Don’t get frustrated! We all started at the same place and its easy to become overwhelmed with new terminology and techniques you are not used to.
If you’ve picked up the Coastal Angler Magazine, its obvious you already fish. I’ll try to break it down simply so it all make sense.
The cast is entirely different and its generally where most people jump ship. With a spinning or other conventional rod, you are casting the weight of the lure. That’s what creates the bend in your rod.
With a fly rod, the line itself is weighted (although most are designed to float). When you load a fly rod (getting a bend in the rod), it’s the pull of the line fully extended behind you that does it.
There is an old saying: Your back cast mirrors your forward cast
There is an old saying: Your back cast mirrors your forward cast. What this means is whatever your cast looks like behind you is what it will look like in front of you.
SO, we must pause on your back cast to allow the rod time to load (bend) and become straight before we cast forward.
There are several great instructors in town, which is one of the best resources for a beginner. YouTube has many great instructional videos as well.
When you practice, use your cell phone to help diagnose any problems. They should be easy to see when you step back.
The most common question I received in 20 years of the fishing retail business was “What is tippet?”
Long answer: Fly leaders are tapered (or hand tied) so that they gradually get smaller in diameter. This translates into a much better turnover of the leader making it land in a straight line- as opposed to a heap of tangles.
When leaders were only hand tied the sections were referred to as “butt sections” ( the stiffest), “the body or mid sections”, and the tippet (or smallest diameter).
Short answer: the piece of the leader you tie your fly.
When you buy a leader it will say, for example, 9’ 10 lb. This is a 9’ leader that tapers down to 10 lbs.
Fly fishers should cast as much as they can in the beginning
Practice, practice, practice. Golfers go to the driving range all the time.
You wouldn’t go play a $400 round of golf without knowing how to hit a ball, would you? Fly fishers should cast as much as they can in the beginning.
Better casters should get out too and polish – it never hurts.
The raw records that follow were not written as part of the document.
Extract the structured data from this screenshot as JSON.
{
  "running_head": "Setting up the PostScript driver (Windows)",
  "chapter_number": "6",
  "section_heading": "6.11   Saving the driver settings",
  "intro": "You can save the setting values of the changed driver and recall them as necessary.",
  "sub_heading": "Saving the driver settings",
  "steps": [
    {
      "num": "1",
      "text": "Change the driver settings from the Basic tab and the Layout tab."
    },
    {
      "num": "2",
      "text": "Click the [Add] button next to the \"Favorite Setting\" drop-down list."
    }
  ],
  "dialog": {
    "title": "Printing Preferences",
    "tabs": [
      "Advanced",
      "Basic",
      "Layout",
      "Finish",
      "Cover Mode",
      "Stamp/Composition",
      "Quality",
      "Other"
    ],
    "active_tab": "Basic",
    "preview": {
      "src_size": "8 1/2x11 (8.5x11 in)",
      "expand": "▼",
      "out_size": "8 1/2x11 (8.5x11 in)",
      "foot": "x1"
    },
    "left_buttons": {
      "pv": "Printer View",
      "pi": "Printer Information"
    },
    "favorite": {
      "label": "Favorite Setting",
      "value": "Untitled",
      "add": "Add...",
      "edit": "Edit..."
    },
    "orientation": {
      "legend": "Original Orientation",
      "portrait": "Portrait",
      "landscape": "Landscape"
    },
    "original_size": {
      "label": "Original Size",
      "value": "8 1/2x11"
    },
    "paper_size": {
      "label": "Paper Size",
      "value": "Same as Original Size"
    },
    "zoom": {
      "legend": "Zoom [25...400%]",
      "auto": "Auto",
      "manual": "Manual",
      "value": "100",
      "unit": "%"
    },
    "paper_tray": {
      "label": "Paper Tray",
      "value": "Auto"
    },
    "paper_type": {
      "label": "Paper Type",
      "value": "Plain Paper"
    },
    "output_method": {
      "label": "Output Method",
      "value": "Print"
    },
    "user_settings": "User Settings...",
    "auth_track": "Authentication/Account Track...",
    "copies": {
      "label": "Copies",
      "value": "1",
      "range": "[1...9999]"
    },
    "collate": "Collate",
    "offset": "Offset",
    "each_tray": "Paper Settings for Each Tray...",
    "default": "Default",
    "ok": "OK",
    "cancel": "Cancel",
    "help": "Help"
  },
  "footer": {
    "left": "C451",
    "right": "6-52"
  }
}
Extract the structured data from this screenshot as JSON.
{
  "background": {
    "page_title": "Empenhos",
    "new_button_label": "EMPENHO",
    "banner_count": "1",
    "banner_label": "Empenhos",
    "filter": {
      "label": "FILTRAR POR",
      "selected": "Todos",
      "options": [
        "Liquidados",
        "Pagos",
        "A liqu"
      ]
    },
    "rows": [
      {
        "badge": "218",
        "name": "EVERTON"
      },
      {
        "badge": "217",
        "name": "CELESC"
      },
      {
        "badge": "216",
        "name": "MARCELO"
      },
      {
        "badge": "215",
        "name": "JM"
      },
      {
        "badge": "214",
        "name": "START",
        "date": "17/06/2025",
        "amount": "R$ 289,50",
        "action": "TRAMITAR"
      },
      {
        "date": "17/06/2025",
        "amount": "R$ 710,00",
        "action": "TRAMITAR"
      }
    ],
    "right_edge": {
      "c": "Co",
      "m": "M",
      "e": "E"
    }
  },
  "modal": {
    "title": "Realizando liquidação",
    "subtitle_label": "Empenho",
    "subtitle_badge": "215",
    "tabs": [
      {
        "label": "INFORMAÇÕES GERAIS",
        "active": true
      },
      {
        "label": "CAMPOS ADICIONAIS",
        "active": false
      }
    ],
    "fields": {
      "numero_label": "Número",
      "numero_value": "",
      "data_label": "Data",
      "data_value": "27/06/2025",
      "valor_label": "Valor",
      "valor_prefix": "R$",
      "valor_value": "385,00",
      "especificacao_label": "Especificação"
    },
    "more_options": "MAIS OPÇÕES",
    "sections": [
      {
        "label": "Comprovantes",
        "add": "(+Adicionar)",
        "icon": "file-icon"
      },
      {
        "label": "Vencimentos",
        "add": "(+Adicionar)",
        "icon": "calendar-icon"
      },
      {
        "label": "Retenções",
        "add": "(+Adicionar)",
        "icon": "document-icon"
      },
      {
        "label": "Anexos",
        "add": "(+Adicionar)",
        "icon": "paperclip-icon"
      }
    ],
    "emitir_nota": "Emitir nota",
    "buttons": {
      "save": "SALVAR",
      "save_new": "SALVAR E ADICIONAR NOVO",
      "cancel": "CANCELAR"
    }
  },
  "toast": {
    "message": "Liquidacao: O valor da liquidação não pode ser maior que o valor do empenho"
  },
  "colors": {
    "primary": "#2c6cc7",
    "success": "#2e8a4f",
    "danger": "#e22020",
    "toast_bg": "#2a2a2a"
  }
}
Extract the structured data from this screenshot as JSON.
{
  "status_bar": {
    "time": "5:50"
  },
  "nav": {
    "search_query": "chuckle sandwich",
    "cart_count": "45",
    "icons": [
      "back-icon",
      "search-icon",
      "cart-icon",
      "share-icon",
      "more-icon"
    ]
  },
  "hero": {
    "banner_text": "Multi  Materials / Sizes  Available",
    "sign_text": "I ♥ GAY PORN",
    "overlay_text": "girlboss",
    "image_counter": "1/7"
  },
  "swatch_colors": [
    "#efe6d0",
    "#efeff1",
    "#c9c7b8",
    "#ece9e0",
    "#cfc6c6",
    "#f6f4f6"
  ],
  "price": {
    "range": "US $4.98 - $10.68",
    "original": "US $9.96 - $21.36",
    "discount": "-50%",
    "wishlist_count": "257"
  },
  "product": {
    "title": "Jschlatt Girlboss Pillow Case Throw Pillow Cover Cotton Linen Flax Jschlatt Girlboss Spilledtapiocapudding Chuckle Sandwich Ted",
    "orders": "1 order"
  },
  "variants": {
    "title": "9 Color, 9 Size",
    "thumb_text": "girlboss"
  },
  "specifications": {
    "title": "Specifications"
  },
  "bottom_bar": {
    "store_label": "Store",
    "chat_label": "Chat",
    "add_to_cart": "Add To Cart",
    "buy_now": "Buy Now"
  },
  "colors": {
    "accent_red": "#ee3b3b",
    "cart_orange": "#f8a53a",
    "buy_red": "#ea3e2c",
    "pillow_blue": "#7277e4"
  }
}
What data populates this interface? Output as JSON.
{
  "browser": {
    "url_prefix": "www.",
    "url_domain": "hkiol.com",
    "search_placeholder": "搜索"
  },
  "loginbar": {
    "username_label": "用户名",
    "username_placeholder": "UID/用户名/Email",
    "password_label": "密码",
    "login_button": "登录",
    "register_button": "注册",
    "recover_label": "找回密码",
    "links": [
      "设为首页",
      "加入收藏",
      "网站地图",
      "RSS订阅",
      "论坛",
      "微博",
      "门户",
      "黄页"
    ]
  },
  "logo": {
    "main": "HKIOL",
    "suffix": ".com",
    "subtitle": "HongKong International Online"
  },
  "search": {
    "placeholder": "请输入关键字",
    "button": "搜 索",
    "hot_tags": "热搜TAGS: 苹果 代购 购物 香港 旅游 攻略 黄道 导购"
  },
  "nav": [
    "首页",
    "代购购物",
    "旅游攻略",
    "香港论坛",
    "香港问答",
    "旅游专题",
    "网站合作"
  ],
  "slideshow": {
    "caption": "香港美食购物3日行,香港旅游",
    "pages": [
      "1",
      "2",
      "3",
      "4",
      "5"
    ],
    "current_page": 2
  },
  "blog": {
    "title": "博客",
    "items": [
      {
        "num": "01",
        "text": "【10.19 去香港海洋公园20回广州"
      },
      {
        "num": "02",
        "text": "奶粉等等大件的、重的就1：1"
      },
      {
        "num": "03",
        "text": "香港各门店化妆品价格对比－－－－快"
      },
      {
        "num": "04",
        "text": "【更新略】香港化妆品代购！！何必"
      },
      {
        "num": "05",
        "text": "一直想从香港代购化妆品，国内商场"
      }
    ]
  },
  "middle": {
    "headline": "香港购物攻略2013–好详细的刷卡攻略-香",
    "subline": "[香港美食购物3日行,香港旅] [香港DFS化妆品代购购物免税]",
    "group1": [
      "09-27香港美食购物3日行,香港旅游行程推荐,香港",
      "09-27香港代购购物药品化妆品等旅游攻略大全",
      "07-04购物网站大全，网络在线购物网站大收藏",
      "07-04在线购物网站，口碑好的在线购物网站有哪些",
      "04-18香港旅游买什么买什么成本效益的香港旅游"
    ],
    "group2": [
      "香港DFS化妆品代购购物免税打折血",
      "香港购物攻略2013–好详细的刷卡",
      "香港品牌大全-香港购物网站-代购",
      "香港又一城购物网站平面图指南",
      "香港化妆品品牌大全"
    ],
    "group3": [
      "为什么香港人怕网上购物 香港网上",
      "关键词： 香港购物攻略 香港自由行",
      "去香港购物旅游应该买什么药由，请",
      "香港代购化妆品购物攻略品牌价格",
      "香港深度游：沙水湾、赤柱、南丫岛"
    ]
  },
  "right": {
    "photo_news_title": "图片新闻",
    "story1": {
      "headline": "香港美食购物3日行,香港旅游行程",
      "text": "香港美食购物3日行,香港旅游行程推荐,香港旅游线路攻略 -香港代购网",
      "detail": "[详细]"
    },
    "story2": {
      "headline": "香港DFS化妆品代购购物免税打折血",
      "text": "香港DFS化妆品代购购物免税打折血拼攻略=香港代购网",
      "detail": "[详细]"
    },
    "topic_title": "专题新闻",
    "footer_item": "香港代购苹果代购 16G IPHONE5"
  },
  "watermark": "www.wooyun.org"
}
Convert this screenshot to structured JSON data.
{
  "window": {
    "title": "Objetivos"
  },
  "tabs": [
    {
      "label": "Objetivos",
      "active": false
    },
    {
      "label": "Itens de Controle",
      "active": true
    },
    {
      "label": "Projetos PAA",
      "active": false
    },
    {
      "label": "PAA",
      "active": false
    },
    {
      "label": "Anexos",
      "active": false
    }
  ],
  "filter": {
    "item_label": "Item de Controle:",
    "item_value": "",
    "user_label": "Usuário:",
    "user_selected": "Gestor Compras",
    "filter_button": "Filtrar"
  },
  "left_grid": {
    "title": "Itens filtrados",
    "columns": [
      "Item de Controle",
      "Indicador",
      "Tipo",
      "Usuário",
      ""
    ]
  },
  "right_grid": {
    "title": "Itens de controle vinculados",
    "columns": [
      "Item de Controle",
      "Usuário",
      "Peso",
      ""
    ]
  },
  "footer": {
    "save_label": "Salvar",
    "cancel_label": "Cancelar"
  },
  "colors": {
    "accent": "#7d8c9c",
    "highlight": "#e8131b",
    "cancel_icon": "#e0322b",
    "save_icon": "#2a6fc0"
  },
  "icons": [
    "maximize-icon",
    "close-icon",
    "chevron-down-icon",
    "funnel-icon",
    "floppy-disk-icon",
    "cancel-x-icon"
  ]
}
The techniques are easy to learn, the gear is far less complex, and it is truly the most enjoyable and involved way we can fish.
Ask for help, most fly anglers love to recruit people to the addiction and remember – we all started somewhere.
Scotty Davis | Flymen Fishing Co.
You may also enjoy reading Making Sense Of Fly Rods & Line Selections